• Exercise description:
Look through the records and copy each line with the string "тебя" in it.

• Extracted information:
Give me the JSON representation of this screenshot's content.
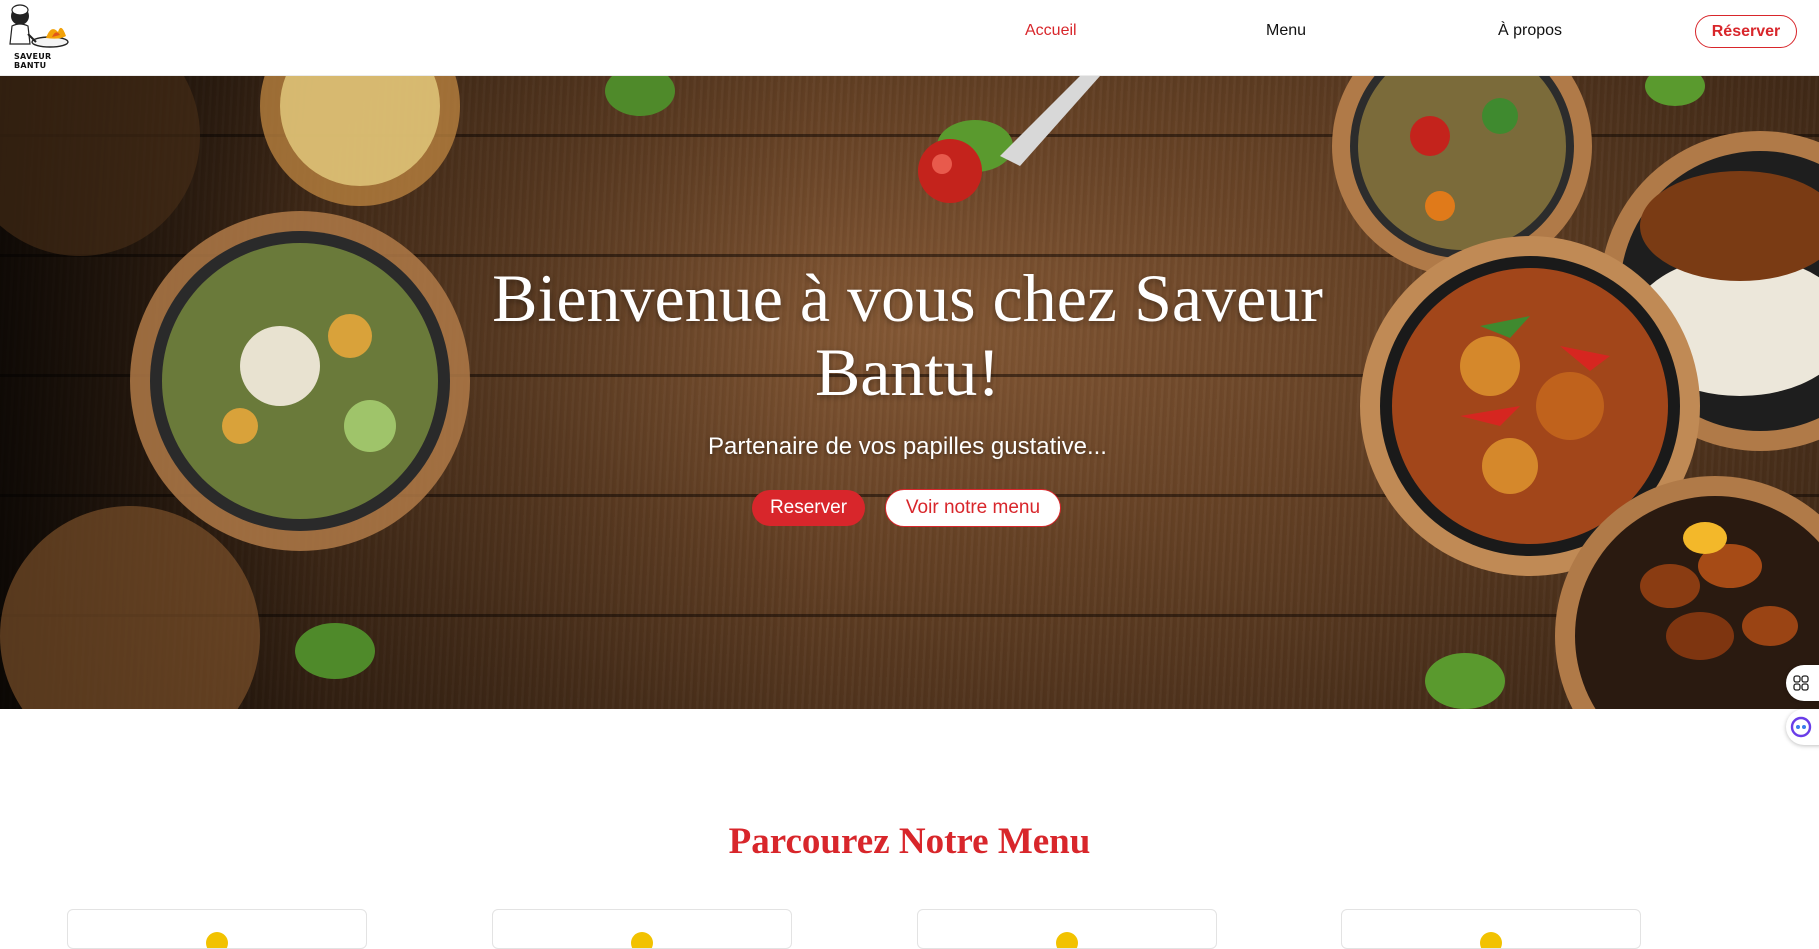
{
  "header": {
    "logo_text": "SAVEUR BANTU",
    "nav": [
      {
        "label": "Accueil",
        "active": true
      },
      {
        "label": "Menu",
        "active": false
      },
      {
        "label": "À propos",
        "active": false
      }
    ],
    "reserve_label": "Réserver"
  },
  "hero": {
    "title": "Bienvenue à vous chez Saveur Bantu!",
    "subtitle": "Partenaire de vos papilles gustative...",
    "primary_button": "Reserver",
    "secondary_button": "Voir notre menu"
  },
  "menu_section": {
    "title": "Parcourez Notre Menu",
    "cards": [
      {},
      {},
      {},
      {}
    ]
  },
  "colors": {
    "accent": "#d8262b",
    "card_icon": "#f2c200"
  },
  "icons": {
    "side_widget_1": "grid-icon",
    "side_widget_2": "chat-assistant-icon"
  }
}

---

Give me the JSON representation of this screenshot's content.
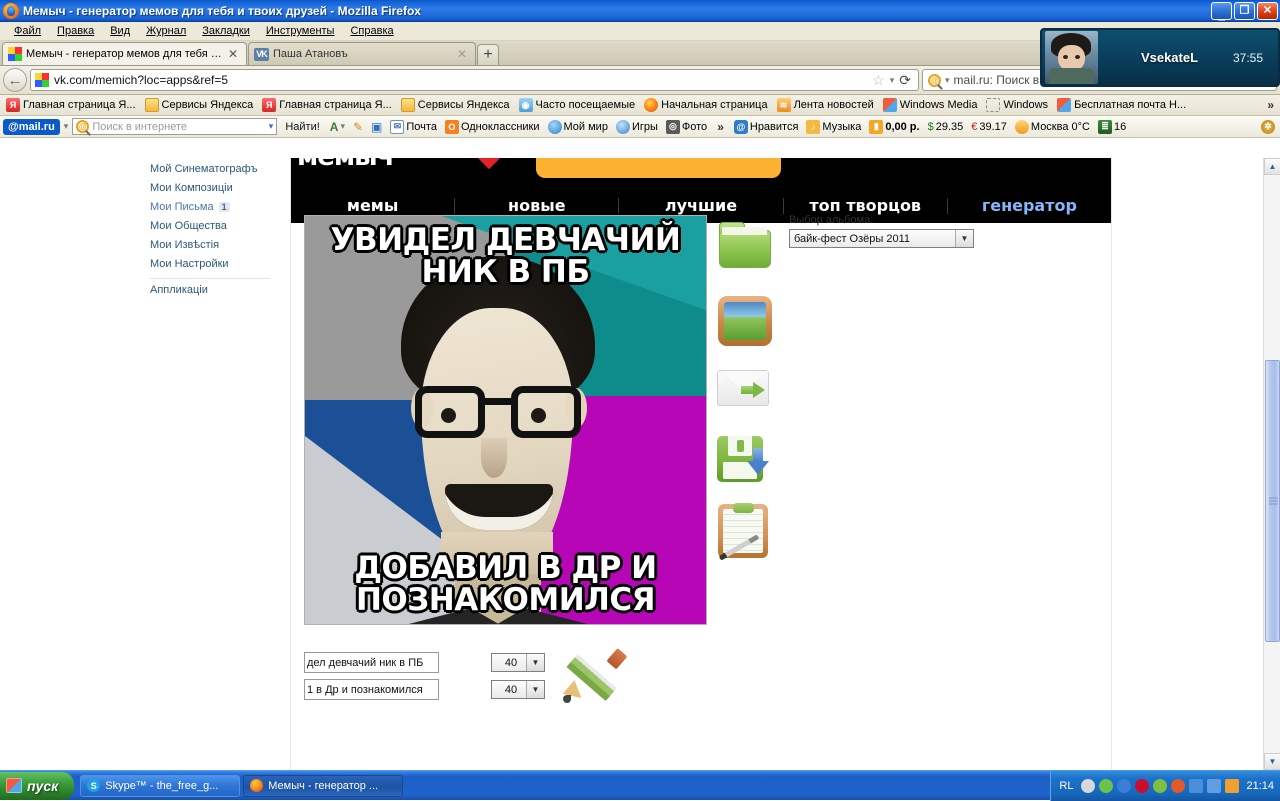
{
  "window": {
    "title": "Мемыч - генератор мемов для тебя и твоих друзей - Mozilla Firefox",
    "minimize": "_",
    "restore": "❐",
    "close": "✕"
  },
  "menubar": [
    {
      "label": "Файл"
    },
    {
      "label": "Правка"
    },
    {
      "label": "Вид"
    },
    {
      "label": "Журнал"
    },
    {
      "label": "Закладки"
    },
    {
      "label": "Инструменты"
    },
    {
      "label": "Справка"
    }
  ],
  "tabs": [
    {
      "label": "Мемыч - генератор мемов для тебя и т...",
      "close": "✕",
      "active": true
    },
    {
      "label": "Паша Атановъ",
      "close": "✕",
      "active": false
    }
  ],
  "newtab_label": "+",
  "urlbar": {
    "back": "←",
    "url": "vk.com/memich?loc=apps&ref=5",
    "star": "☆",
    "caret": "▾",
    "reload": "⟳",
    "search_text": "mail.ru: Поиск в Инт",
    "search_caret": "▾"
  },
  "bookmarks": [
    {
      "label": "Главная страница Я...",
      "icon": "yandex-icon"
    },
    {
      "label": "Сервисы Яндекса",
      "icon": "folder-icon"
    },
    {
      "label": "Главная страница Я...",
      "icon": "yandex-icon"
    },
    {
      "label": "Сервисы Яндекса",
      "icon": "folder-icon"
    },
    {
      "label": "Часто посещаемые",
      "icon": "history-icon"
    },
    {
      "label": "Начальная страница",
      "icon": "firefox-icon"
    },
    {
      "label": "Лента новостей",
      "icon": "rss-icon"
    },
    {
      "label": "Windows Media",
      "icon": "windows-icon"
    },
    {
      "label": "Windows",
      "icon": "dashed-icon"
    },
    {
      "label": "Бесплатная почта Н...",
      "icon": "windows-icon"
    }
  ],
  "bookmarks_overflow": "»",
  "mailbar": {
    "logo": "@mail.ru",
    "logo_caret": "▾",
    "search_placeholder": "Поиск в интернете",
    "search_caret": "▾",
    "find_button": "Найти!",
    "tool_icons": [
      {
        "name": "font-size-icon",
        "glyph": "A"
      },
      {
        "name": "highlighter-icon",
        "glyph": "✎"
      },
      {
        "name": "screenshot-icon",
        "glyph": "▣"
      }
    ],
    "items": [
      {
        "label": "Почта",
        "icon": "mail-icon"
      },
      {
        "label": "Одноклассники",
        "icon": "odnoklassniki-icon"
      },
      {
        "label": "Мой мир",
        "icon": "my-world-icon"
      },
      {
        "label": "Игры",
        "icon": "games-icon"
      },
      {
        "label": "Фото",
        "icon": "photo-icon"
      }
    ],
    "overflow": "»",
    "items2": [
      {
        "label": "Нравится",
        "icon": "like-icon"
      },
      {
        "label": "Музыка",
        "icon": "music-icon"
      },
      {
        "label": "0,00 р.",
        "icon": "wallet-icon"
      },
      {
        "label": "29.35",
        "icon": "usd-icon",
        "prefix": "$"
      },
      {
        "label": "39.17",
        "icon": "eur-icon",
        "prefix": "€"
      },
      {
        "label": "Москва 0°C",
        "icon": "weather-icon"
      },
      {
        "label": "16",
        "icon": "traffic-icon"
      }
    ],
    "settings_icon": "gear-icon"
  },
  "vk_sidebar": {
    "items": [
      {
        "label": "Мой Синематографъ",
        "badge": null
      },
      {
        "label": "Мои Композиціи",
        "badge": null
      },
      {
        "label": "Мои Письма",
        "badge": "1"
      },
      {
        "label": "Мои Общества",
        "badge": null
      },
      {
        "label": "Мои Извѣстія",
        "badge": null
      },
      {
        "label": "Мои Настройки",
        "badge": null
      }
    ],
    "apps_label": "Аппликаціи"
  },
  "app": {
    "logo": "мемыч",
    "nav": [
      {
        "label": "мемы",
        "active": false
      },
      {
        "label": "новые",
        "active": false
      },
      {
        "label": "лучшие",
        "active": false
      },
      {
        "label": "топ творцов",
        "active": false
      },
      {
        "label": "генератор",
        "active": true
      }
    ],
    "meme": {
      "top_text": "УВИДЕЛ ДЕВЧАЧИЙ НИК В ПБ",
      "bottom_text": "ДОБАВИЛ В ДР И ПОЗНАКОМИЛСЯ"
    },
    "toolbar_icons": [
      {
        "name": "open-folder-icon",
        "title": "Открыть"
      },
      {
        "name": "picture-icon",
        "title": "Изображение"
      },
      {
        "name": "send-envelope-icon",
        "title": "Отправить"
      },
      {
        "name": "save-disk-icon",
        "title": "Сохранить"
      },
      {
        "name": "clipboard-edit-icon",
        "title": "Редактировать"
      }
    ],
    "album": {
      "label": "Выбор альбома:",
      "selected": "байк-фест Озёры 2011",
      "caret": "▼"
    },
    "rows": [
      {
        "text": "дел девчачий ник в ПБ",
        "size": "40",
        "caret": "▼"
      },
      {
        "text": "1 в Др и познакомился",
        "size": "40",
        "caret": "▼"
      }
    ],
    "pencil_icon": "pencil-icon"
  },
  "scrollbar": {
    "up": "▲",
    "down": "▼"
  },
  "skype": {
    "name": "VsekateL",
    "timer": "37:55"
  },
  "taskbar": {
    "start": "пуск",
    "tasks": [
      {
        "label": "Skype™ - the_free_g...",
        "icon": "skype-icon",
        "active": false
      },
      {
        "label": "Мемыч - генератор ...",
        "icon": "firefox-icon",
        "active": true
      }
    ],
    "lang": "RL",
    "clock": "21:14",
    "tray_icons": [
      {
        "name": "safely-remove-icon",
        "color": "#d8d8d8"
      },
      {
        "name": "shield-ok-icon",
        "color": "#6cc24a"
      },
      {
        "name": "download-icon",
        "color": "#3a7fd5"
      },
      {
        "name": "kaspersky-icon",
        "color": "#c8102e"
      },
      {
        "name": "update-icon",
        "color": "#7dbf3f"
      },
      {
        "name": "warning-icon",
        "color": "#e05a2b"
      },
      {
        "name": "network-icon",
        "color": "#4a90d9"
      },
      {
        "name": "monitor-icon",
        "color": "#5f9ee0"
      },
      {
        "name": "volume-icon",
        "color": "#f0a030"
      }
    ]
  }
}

• Answer space:
    "title": "Мемыч - генератор мемов для тебя и твоих друзей - Mozilla Firefox",
      "label": "Мемыч - генератор мемов для тебя и т...",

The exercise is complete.